Congratulations, Seth MacFarlane — you’ve just become a historical footnote.
The Family Guy creator was nominated for an Oscar this morning, when Ted‘s “Everybody Needs a Best Friend” snagged a spot in the Best Song category. That makes MacFarlane the sixth person in Oscar history to both host and be nominated for a competitive award during the same ceremony. More importantly, MacFarlane is the only person who’s managed to achieve this feat while serving as the event’s solo host.
Host-slash-nominees — hominees? — are more common at Emmys or the Tonys than the Oscars, since those other ceremonies are more likely to be hosted by performers who work in the same medium as the awards being given. It’s interesting, then, that only two years have passed since a same-night Oscar nominee last took the stage as host — in 2011, Best Actor contender James Franco tested his emcee skills with co-host Anne Hathaway at the 83rd annual awards. (And we all know how that turned out.)
Before Franco, though, it had been 24 years since Paul Hogan hosted alongside Chevy Chase and Goldie Hawn while also competing for a Best Original Screenplay statuette. (Alas, Crocodile Dundee‘s thunder was stolen by Hannah and her Sisters and Woody Allen.) Walter Matthau, Michael Caine, and David Niven also co-hosted the show as Best Actor nominees in 1976, 1973, and 1959, respectively. Only Niven won, making him the Oscars’ single victorious host-slash-nominee — so far, anyway.
Well, as long as you don’t count Bob Hope. The 14-time Academy Awards host received five honorary Oscars throughout his career, four of which were awarded to him while he was hosting the ceremony (in 1945, 1953, 1960, and 1966). In 1962, a New York City cabbie named Stan Berman — the self-proclaimed “world’s greatest gatecrasher” — also snuck onto the stage during the 34th Academy Awards to deliver a tiny homemade Oscar to Hope.

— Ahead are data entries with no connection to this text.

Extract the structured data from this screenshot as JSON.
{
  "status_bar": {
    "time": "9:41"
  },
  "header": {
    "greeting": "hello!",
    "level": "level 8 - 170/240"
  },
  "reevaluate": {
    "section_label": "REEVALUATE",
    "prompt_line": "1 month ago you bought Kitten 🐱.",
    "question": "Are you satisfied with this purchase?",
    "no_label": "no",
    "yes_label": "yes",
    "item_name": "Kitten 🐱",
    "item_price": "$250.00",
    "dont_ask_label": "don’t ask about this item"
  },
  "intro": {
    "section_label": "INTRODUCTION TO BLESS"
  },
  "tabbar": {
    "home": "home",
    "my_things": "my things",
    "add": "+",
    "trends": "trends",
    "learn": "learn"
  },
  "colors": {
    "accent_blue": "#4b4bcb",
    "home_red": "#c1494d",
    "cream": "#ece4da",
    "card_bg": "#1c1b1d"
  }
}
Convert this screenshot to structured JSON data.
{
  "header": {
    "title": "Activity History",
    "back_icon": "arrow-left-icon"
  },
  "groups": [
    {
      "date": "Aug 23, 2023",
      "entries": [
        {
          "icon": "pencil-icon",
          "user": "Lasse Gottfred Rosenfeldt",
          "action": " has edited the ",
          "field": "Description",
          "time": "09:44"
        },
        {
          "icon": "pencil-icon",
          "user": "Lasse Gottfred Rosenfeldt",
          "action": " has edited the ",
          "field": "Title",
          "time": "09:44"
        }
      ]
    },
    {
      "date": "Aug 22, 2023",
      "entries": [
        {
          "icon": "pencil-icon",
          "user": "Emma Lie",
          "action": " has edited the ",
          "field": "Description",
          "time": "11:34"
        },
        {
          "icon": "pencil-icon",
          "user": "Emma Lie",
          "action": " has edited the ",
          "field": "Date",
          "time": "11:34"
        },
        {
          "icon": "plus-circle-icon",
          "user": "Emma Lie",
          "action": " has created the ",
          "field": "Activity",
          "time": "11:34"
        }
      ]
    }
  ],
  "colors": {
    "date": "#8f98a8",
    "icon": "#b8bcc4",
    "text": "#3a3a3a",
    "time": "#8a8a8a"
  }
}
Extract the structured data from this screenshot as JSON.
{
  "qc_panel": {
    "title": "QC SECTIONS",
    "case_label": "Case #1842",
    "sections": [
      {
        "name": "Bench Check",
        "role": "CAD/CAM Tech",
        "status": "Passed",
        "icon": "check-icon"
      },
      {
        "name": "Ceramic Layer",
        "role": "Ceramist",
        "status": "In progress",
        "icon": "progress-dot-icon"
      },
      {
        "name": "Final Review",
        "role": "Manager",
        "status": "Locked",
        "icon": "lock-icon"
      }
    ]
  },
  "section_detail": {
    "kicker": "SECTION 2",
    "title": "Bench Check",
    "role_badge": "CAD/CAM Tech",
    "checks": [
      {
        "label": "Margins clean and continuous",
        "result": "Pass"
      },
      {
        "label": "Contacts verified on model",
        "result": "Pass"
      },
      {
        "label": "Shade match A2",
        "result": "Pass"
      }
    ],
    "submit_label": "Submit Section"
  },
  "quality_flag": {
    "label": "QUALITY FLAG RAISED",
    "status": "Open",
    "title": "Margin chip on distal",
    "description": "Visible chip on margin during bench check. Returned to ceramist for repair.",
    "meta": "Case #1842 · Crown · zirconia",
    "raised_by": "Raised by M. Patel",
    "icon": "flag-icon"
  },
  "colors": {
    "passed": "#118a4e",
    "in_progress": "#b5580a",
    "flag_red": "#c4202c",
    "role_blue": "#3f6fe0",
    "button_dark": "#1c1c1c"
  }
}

So don’t fret, Seth — if security is lax, you might walk away with a statuette no matter who gets Best Song.